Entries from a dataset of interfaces
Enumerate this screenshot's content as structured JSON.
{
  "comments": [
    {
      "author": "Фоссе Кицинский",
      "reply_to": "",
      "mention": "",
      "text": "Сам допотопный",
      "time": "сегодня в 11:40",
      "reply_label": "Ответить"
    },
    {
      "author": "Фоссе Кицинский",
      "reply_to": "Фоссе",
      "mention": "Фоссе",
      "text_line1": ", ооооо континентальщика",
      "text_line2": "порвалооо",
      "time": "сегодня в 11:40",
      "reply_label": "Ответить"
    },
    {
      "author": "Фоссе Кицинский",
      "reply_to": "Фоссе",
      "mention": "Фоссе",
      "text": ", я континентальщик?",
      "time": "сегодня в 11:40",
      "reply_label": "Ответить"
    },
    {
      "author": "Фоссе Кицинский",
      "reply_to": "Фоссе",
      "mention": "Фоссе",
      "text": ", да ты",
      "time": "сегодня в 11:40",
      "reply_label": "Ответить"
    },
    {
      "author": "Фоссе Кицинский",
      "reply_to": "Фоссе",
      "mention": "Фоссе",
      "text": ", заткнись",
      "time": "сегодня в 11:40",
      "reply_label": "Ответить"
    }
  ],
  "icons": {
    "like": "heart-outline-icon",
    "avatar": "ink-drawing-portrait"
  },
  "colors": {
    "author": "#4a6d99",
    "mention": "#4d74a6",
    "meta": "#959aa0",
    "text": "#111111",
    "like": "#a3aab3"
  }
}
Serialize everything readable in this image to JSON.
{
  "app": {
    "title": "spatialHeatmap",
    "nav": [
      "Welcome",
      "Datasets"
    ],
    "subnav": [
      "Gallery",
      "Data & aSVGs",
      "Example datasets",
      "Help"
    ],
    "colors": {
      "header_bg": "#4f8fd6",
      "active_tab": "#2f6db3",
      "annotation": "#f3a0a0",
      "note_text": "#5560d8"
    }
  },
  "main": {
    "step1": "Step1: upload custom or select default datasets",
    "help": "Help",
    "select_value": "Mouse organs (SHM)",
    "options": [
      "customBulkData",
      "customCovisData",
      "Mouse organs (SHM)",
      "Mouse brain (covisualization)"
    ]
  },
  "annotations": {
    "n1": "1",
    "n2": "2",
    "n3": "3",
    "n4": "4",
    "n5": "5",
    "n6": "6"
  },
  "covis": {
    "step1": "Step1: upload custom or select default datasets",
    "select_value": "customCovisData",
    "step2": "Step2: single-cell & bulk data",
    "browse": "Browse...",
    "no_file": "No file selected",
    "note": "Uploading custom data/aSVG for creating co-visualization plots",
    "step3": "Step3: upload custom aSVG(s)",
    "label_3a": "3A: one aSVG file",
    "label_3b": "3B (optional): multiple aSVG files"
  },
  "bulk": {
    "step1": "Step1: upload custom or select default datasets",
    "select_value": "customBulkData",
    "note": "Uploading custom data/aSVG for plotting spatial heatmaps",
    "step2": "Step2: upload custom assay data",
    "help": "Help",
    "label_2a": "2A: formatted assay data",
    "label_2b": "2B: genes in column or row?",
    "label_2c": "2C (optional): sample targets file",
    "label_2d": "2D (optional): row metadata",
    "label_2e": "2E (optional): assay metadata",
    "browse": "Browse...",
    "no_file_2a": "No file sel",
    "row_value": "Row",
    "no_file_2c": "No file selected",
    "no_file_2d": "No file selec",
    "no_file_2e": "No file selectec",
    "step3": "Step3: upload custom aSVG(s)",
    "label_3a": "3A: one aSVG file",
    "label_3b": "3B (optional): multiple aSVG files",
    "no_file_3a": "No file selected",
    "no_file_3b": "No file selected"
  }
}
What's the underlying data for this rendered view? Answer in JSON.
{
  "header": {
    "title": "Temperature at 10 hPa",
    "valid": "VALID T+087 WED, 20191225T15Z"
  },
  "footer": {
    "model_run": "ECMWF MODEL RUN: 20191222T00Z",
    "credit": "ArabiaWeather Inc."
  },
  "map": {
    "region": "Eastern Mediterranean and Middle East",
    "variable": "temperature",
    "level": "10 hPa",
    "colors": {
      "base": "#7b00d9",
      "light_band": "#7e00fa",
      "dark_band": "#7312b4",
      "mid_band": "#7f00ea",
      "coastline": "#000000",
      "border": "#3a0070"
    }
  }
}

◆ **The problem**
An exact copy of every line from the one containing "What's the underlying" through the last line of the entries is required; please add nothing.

◆ **Answer to the problem**
What's the underlying data for this rendered view? Answer in JSON.
{
  "header": {
    "title": "Temperature at 10 hPa",
    "valid": "VALID T+087 WED, 20191225T15Z"
  },
  "footer": {
    "model_run": "ECMWF MODEL RUN: 20191222T00Z",
    "credit": "ArabiaWeather Inc."
  },
  "map": {
    "region": "Eastern Mediterranean and Middle East",
    "variable": "temperature",
    "level": "10 hPa",
    "colors": {
      "base": "#7b00d9",
      "light_band": "#7e00fa",
      "dark_band": "#7312b4",
      "mid_band": "#7f00ea",
      "coastline": "#000000",
      "border": "#3a0070"
    }
  }
}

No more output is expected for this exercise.